It is the time in the annual church calendar called Lent. As we entered the time of Lent a couple years ago, we heard a message entitled “Come.” The theme of the message was a challenge to the congregation to prepare. The message was delivered by the worship leader, who said that the congregation could expect intentional pre-service time for meditation in the coming weeks. We could expect quiet music, music videos, etc. for five minutes before each service to help us to prepare for worship. I said a quiet “amen,” but the message of Lent is far more than five minutes to unclutter minds before a worship service.
I was reflecting on preparation as we awaited the worship service this past Sunday morning. We sat down at 9:50. The pews were about 5% occupied. At 9:55 the worship team began to sing a song of preparation. The pews were about 10% filled. As the 10 a.m. worship time arrived, the pews were almost filled.
When I was a child growing up in western Michigan, we had just one church in the center of our little village. About 30 homes lined the streets, with our church in the center. About 80 percent of the residents attended the church and most shared a common heritage. At 9 a.m. the church bell tolled. Many of the members were already arriving for worship, but those who were not knew that the bell meant that it was time to come. Arriving less than 15 minutes before the start of the 9:30 a.m. service was frowned upon. Everyone sat in complete silence during those minutes leading up to the service. It was preparation time. The community understood, and there was something good about that.
Looking back, however, and reflecting on the Sunday morning message, the biblical idea of preparation is so much more than 5 or 30 pre-service minutes on a Sunday morning. Brief times of preparation can become a meaningless ritual. So can 40 days of Lent.
40 is a significant biblical number. It is the numeric symbol for preparation. God sent Moses to the desert for 40 years in preparation for leading Israel out of Egypt. The Israelites wandered for 40 years in the wilderness as a consequence for disobedience and to reteach them obedience. Jesus spent 40 days in the Judean wilderness after his baptism and before the start of his ministry.

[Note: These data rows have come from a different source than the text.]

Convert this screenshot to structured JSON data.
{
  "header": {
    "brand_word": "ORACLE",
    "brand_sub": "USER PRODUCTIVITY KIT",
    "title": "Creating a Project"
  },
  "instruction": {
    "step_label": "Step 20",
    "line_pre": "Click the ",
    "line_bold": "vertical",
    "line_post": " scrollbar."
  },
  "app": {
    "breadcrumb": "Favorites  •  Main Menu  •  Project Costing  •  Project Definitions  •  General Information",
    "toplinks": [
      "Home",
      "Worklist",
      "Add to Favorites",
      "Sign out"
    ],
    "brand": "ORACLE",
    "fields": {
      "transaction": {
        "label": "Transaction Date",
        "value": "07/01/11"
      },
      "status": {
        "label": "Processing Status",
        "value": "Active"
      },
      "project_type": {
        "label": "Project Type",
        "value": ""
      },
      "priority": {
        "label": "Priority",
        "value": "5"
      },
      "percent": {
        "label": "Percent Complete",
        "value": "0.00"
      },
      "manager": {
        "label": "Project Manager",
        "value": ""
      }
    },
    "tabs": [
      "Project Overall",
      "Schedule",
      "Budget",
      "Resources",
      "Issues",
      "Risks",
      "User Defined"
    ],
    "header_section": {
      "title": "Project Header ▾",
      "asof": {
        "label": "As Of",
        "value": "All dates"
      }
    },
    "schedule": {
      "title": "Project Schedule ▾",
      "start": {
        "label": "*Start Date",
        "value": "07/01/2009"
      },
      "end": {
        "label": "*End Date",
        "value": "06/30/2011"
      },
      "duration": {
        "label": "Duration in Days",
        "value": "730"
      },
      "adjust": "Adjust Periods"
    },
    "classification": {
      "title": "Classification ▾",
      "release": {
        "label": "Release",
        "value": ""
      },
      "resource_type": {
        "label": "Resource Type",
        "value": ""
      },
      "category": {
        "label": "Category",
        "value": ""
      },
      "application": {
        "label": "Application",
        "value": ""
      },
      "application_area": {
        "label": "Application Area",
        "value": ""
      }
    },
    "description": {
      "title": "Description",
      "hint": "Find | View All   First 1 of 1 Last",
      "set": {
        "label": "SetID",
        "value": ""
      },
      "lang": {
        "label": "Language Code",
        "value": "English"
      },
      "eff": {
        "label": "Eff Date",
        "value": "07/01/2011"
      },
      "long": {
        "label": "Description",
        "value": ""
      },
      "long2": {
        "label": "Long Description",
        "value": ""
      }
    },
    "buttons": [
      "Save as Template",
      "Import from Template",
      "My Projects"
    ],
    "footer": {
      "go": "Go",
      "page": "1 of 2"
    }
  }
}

Preparation for followers of Jesus is so much more than five quiet minutes before a worship service with a softly played hymn calming the soul. To reduce preparation to only five minutes and to suggest that the point of preparation is only a one-hour Sunday morning service misses the biblical point. It too quickly leads us to a pluralism that suggests that we can live life as we choose for six days and clean our spiritual selves up on Sunday morning.
The message of 40 is so much more. The message of 40 is that there is nothing quick and easy about obedience to God and discipleship. There was nothing easy for Moses during his 40 years tending a flock in the desert. There was nothing easy about 40 years of learning obedience in the stark, blazing hot wilderness. Certainly there was nothing easy for Jesus as he faced temptation during his 40 days of preparation.
The message of 40 for us is that believers cannot face a life of obedience and discipleship without committed preparation. If we reduce preparation to a spot of ash on foreheads or five minutes of quiet reflection before Sunday worship, we have missed the point of 40.
What exactly should believers remember during the 40 days of Lent? There is no single answer or formula. But consider these things. The purpose of 40 is preparation: preparation for a life of obedience as we live out the call to be disciples of Jesus.
What were disciples of Jesus called to do? First, disciples are challenged to know the Text. Be in the Word! Secondly, when disciples are confronted with choices, they choose to live obediently. Thirdly, Jesus set the example for us, and we can accept his call to be like our rabbi. And finally, the next generation will not know unless disciples are committed to making disciples.
Those of us in Christian schools, who hold to a reformed biblical worldview, say a loud “amen” to the rabbis who said, “all of life is worship!” Our worship is evident in the way we live and work. Our worship is expressed in our relationships with God and our neighbor. Our worship is demonstrated in service to the Lord of lords. We are refreshed in weekly services to go out to worship through living for Jesus.
Life cannot be reduced to 40 days of Lent where we gorge ourselves during a pre-lenten Mardi Gras in order to give up worldly desires for a few days. Without life-changing preparation in Egypt, the Israelites turned away from obedience just a few weeks later in the harsh desert. For the next 40 years they were taught that there is nothing temporary about accepting the call to obedience. When Lent is little more than an annual ritual where the cycle of living for ourselves for 325 days is followed by 40 days of preparation and remembering, then we become caught in a perpetual Groundhog Day movie.
If those who are called to lead truly believe that all of life is worship, then the 40 days of Lent is much more than an annual ritual. It is a reminder of a lifetime commitment. 40 is not perpetual preparation. 40 challenges us to be faithful to our calling every day. 40 is a lesson for those who are entrusted to our care that obedience and discipleship are lifetime commitments. Are you called to lead? Then practice, teach, and live the full meaning of 40. Be a 40 leader.
Devotionals are written by Jeff Blamer, Vice President of Member Services
(This devotional is an adaptation of a devotional written and posted on this blog in 2013.)